I wrote earlier about security intrusions that can damage the country as well as the president. I also wrote about an assistant professor at the Faculty of Arts at Cairo University who is preparing her PhD at a university in Europe, while security agencies sent a letter to the university requesting that she be sent back and her studies terminated.
I watched on YouTube a phone-in by the president of Cairo University to Gaber El-Armouti’s programme where he read out my article. In the phone call, the university president said it is nothing to do with the university, adding that there may be security reasons relating to the state's higher interests. He also said that anyone can be wrong, even the security agencies.
Here are the facts of the matter:
1. The board of the Faculty of Arts at Cairo University and the university board and president (through his deputy) approved a personal grant given to Kholoud Saber, assistant professor in the faculty, to earn a doctorate degree in psychology from the University of Leuven in Belgium. The university board agreed on 12 August to grant her study leave with payment, and paid an airline ticket. She filled in four copies of forms to security agencies and left.
2. The chairman of the department called her a few months later and sent her a letter asking her to return, because security agencies did not grant approval. Some professors called the university president asking him to intervene and he promised to help resolve the issue.

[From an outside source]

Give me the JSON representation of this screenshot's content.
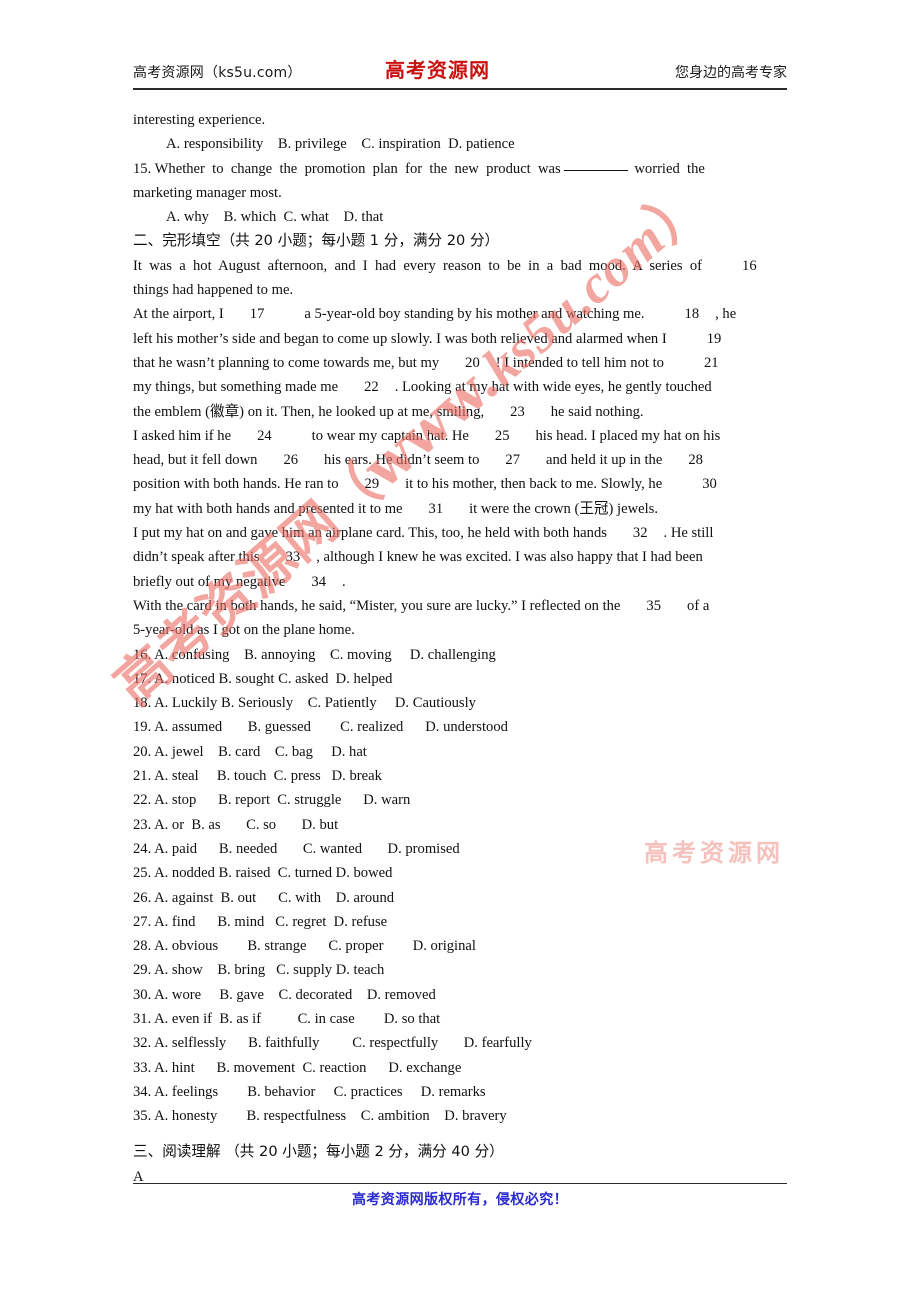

3. As well as the university’s approval, the law clearly makes a distinction between academic missions funded by the state — which require the approval of the Executive Committee of Missions at the Ministry of Higher Education — and sabbaticals that are not funded by the state. Besides, the committee’s opinion is only advisory and not final.
This committee meets twice every academic year, and therefore recalling Saber has nothing to do with academic missions, but rather with security agencies intruding on the independence of the university and not wanting Saber to earn a doctorate from a reputable university (among the top 100 in the world) without funding from the state, even though she is the top of her class with honours.
This is only because Saber is a respectable person and leader who is popular with her colleagues and students, and refuses to follow directives from security agencies. She played a key role in standing up to the Muslim Brotherhood, out of patriotism and not because security agencies made her do it.
Security agencies do not want honourable, patriotic leaders to become members of university faculties, but instead want “kind people” who listen to orders or at least are not active. Ideally, they would be spies for security agencies, writing reports about their colleagues.
4. If security agencies have valid reasons for requesting Saber's return and the termination of her studies they should make them public and send them officially to the president of the university. If there is a threat to national security, they should tell us about it.
Egypt will not make any progress, nor be secure, nor will the regime grow in strength and popularity, without patriotic academic leaders in universities, active labour unions, student unions, and professional syndicates. That is when the people become the main support for the regime, instead of doing constant battle with security agencies. Security agencies must understand that their job is to protect Egypt, not destroy all that is good in the country.
Tension is building up and one month ago a petition was signed by dozens of university professors, whose numbers will grow by the hundreds at Cairo University, and others in support of Saber.
Why push the country to the precipice? Why undermine the president’s popularity unnecessarily? Why create a new problem for the president of Cairo University who is already burdened by hundreds of others?
To those in charge of security, either make public the rationale with documented evidence or withdraw your letter. We want justice and will not be silenced.
Stand up, Egyptians. Egypt is always calling on you.
The writer is head of the Egyptian Social Democratic Party.